JOSIE TAYLOR: Graeme McEwen says the RSPCA is under funded and can't cope with the often complex prosecutions of animal welfare cases. He says the newly formed group will pursue cases involving the live export industry and whaling, as well as primary industry.

GRAEME MCEWEN: The quantity of suffering, if I could term it that way, is enormous. If you have, for example, 13 or 14 million battery hens each year, and if you have 350,000 sows kept in intensive breeding units, they're just a sample. It is a serious question in terms of the amount of suffering, and it would be wrong of us to believe that suffering ends at the borders of human experience. Otherwise why have an animal protection statute?

JOSIE TAYLOR: The Victorian caretaker government says it recently tripled funding for the RSPCA, and that governments around Australia have agreed to change from voluntary codes of practice in animal husbandry to enforceable national standards.

But president of the RSPCA, Hugh Wirth, agrees with the lawyers that further reform is needed.

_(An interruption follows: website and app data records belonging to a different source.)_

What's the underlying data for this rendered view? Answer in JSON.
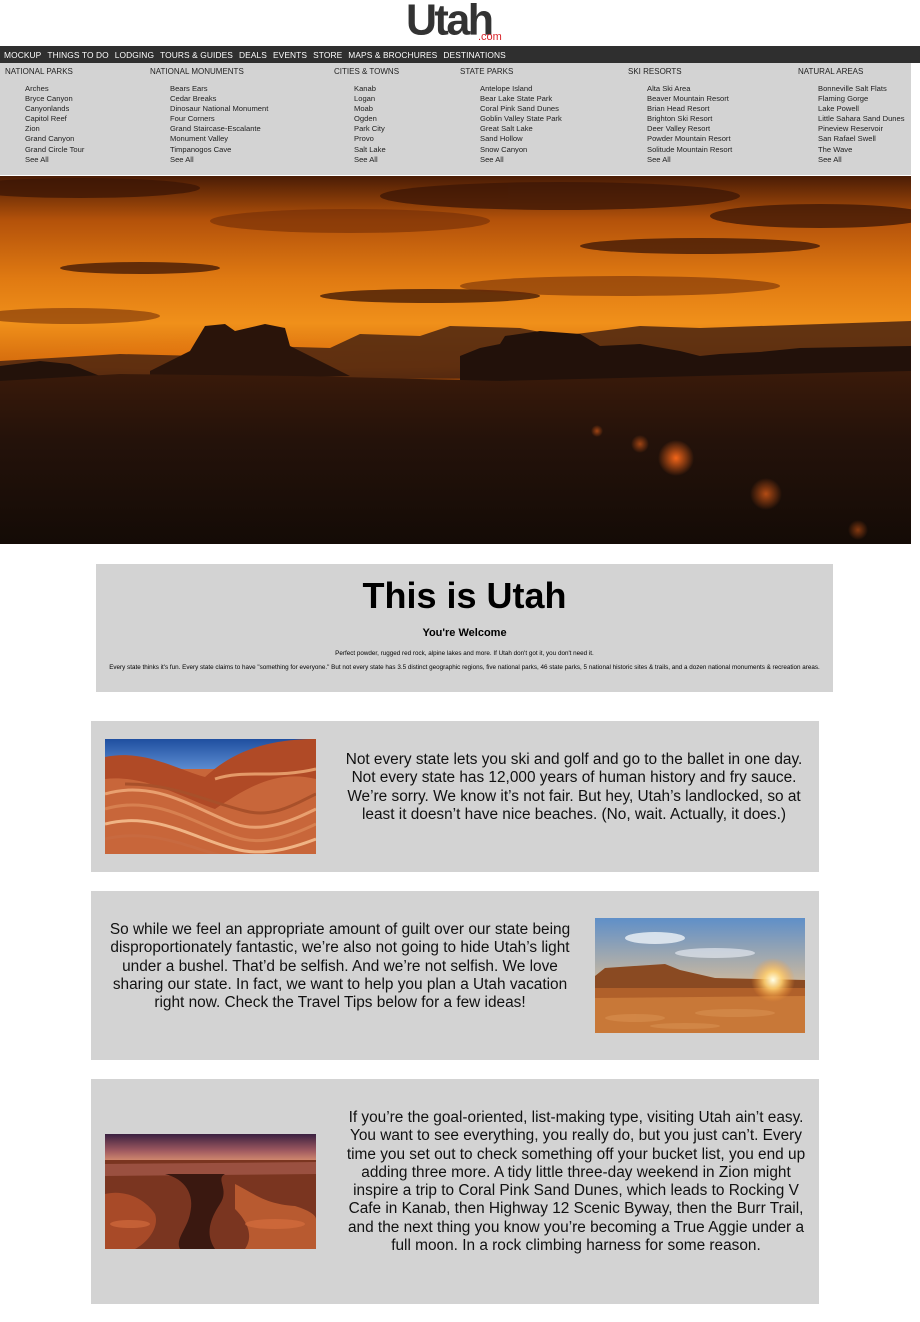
{
  "logo": {
    "main": "Utah",
    "sub": ".com"
  },
  "nav": [
    "MOCKUP",
    "THINGS TO DO",
    "LODGING",
    "TOURS & GUIDES",
    "DEALS",
    "EVENTS",
    "STORE",
    "MAPS & BROCHURES",
    "DESTINATIONS"
  ],
  "menu": [
    {
      "title": "NATIONAL PARKS",
      "items": [
        "Arches",
        "Bryce Canyon",
        "Canyonlands",
        "Capitol Reef",
        "Zion",
        "Grand Canyon",
        "Grand Circle Tour",
        "See All"
      ]
    },
    {
      "title": "NATIONAL MONUMENTS",
      "items": [
        "Bears Ears",
        "Cedar Breaks",
        "Dinosaur National Monument",
        "Four Corners",
        "Grand Staircase-Escalante",
        "Monument Valley",
        "Timpanogos Cave",
        "See All"
      ]
    },
    {
      "title": "CITIES & TOWNS",
      "items": [
        "Kanab",
        "Logan",
        "Moab",
        "Ogden",
        "Park City",
        "Provo",
        "Salt Lake",
        "See All"
      ]
    },
    {
      "title": "STATE PARKS",
      "items": [
        "Antelope Island",
        "Bear Lake State Park",
        "Coral Pink Sand Dunes",
        "Goblin Valley State Park",
        "Great Salt Lake",
        "Sand Hollow",
        "Snow Canyon",
        "See All"
      ]
    },
    {
      "title": "SKI RESORTS",
      "items": [
        "Alta Ski Area",
        "Beaver Mountain Resort",
        "Brian Head Resort",
        "Brighton Ski Resort",
        "Deer Valley Resort",
        "Powder Mountain Resort",
        "Solitude Mountain Resort",
        "See All"
      ]
    },
    {
      "title": "NATURAL AREAS",
      "items": [
        "Bonneville Salt Flats",
        "Flaming Gorge",
        "Lake Powell",
        "Little Sahara Sand Dunes",
        "Pineview Reservoir",
        "San Rafael Swell",
        "The Wave",
        "See All"
      ]
    }
  ],
  "intro": {
    "title": "This is Utah",
    "subtitle": "You're Welcome",
    "line1": "Perfect powder, rugged red rock, alpine lakes and more. If Utah don't got it, you don't need it.",
    "line2": "Every state thinks it's fun. Every state claims to have \"something for everyone.\" But not every state has 3.5 distinct geographic regions, five national parks, 46 state parks, 5 national historic sites & trails, and a dozen national monuments & recreation areas."
  },
  "cards": [
    {
      "text": "Not every state lets you ski and golf and go to the ballet in one day. Not every state has 12,000 years of human history and fry sauce. We’re sorry. We know it’s not fair. But hey, Utah’s landlocked, so at least it doesn’t have nice beaches. (No, wait. Actually, it does.)"
    },
    {
      "text": "So while we feel an appropriate amount of guilt over our state being disproportionately fantastic, we’re also not going to hide Utah’s light under a bushel. That’d be selfish. And we’re not selfish. We love sharing our state. In fact, we want to help you plan a Utah vacation right now. Check the Travel Tips below for a few ideas!"
    },
    {
      "text": "If you’re the goal-oriented, list-making type, visiting Utah ain’t easy. You want to see everything, you really do, but you just can’t. Every time you set out to check something off your bucket list, you end up adding three more. A tidy little three-day weekend in Zion might inspire a trip to Coral Pink Sand Dunes, which leads to Rocking V Cafe in Kanab, then Highway 12 Scenic Byway, then the Burr Trail, and the next thing you know you’re becoming a True Aggie under a full moon. In a rock climbing harness for some reason."
    }
  ]
}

HUGH WIRTH: The laws in Australia, whilst they're better than in Britain, still need to be dealt with particularly in areas such as the concept of duty of care. That's one major issue that needs to be addressed, but there are many others.

JOSIE TAYLOR: The Melbourne-based group of lawyers wants bar councils around Australia to follow its lead and form similar groups in other states and territories.

TONY EASTLEY: In Melbourne, Josie Taylor reporting there. And the National Farmers' Federation was unavailable for comment.

No comments:

Search for More Content

Custom Search
Bookmark and Share

Past Articles